Format

Send to

Choose Destination
J Urol. 2015 Dec;194(6):1594-600. doi: 10.1016/j.juro.2015.07.082. Epub 2015 Jul 17.

The Risk of Distant Metastases and Cancer Specific Survival in Men with Serum Prostate Specific Antigen Values above 100 ng/ml.

Author information

1
Department of Surgical Sciences, Uppsala University, Uppsala, Sweden.
2
Regional Cancer Center, Uppsala University Hospital, Uppsala, Sweden.
3
Urological Cancer Research Unit, Department of Translational Medicine, Lund University, Lund, Sweden; Department of Urology, Cambridge Hospitals, Cambridge, United Kingdom.
4
Regional Cancer Center, Uppsala University Hospital, Uppsala, Sweden; Department of Medical Epidemiology and Biostatistics, Karolinska Institutet, Stockholm, Sweden. Electronic address: mats.lambe@ki.se.

Abstract

PURPOSE:

Current EAU (European Association of Urology) guidelines state that prostate specific antigen 100 ng/ml or greater at diagnosis indicates metastatic disease. We examined the association of prostate specific antigen 100 ng/ml or greater at diagnosis with distant metastasis and prostate cancer specific survival.

MATERIAL AND METHODS:

A total of 15,635 men with prostate cancer diagnosed between 1998 and 2009 who were identified in PCBaSe (Prostate Cancer Data Base Sweden 2.0) were included in a population based registry study. Prostate cancer specific survival was compared among 3 groups, including 1,879 men with prostate specific antigen 100 ng/ml or greater and negative imaging (M0), 5,642 with distant metastases on imaging (M1) and prostate specific antigen 100 ng/ml or greater, and 3,828 with M1 and prostate specific antigen less than 100 ng/ml. A fourth group consisted of 4,286 men with prostate specific antigen 100 ng/ml or greater who had not undergone imaging (Mx). The latter men were not included in the assessment of survival.

RESULTS:

Of 7,521 men with prostate specific antigen 100 ng/ml or greater who underwent imaging for staging 75% were classified with M1 disease. Only 59% of 3,527 men with prostate specific antigen 100 to 300 mg/ml had distant metastases on imaging. Five-year prostate cancer specific survival was 72% (95% CI 70-74) in men with prostate specific antigen 100 ng/ml or greater and M0, 24% (95% CI 23-25) in men with prostate specific antigen 100 ng/ml or greater and M1, and 39% (95% CI 37-40) in men with prostate specific antigen less than 100 ng/ml and M1.

CONCLUSIONS:

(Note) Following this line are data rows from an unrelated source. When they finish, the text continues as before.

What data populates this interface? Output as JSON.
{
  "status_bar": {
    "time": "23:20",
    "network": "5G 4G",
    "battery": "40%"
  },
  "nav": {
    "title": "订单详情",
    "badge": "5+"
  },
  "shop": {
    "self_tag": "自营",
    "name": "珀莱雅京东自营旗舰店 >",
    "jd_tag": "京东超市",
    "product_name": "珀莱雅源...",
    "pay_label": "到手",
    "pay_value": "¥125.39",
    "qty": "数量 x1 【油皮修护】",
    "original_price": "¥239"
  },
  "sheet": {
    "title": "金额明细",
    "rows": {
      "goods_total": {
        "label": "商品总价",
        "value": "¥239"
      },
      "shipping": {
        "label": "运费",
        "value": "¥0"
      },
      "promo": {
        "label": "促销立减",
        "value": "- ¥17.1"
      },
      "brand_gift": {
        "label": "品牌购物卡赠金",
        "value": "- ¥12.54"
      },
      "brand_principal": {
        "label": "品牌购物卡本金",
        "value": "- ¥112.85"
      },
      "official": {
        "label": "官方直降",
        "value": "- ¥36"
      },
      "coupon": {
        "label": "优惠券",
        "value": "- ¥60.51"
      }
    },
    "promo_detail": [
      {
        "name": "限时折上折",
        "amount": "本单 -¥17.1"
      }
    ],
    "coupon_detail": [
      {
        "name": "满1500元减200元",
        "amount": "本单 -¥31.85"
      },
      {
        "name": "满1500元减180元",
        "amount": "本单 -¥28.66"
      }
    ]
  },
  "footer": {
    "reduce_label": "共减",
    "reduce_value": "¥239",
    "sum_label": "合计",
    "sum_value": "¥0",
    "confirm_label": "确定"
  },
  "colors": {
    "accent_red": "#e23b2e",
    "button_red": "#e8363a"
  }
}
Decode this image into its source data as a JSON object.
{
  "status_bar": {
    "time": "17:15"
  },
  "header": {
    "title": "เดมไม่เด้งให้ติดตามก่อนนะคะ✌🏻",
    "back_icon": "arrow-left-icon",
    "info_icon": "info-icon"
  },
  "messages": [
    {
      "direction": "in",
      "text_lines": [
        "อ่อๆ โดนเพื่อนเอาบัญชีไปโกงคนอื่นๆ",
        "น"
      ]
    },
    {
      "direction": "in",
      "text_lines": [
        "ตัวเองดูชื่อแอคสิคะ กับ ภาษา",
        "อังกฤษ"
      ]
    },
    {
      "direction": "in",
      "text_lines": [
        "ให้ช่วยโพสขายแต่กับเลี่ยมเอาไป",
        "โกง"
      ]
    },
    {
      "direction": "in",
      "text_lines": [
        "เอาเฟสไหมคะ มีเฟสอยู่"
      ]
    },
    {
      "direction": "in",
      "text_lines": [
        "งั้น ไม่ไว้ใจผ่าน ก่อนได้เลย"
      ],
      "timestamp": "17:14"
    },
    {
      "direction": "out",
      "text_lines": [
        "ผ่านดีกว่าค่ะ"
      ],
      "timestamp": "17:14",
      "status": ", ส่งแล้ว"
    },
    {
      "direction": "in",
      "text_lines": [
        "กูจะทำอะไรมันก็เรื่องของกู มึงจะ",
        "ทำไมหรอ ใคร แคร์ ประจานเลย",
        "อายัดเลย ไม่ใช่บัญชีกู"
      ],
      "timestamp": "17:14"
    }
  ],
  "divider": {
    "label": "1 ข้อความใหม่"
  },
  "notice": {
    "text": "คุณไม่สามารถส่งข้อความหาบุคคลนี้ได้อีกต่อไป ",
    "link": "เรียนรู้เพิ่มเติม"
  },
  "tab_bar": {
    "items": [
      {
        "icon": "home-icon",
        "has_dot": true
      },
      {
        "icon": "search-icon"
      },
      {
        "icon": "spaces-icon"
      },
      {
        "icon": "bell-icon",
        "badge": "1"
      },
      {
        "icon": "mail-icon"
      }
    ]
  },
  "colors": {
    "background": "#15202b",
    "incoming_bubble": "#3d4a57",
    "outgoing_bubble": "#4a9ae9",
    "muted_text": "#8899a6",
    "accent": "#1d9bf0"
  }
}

A fourth of men with prostate specific antigen 100 ng/ml or greater did not have distant metastases. They had twofold to threefold higher 5-year survival than men with distant metastases on imaging. Our findings strongly suggest that using prostate specific antigen 100 ng/ml or greater as an indicator of metastatic disease should be reconsidered.

KEYWORDS:

Sweden; adenocarcinoma; neoplasm metastasis; prostate-specific antigen; prostatic neoplasms

PMID:
26192253
DOI:
10.1016/j.juro.2015.07.082
[Indexed for MEDLINE]

Supplemental Content

Full text links

Icon for Elsevier Science
Loading ...
Support Center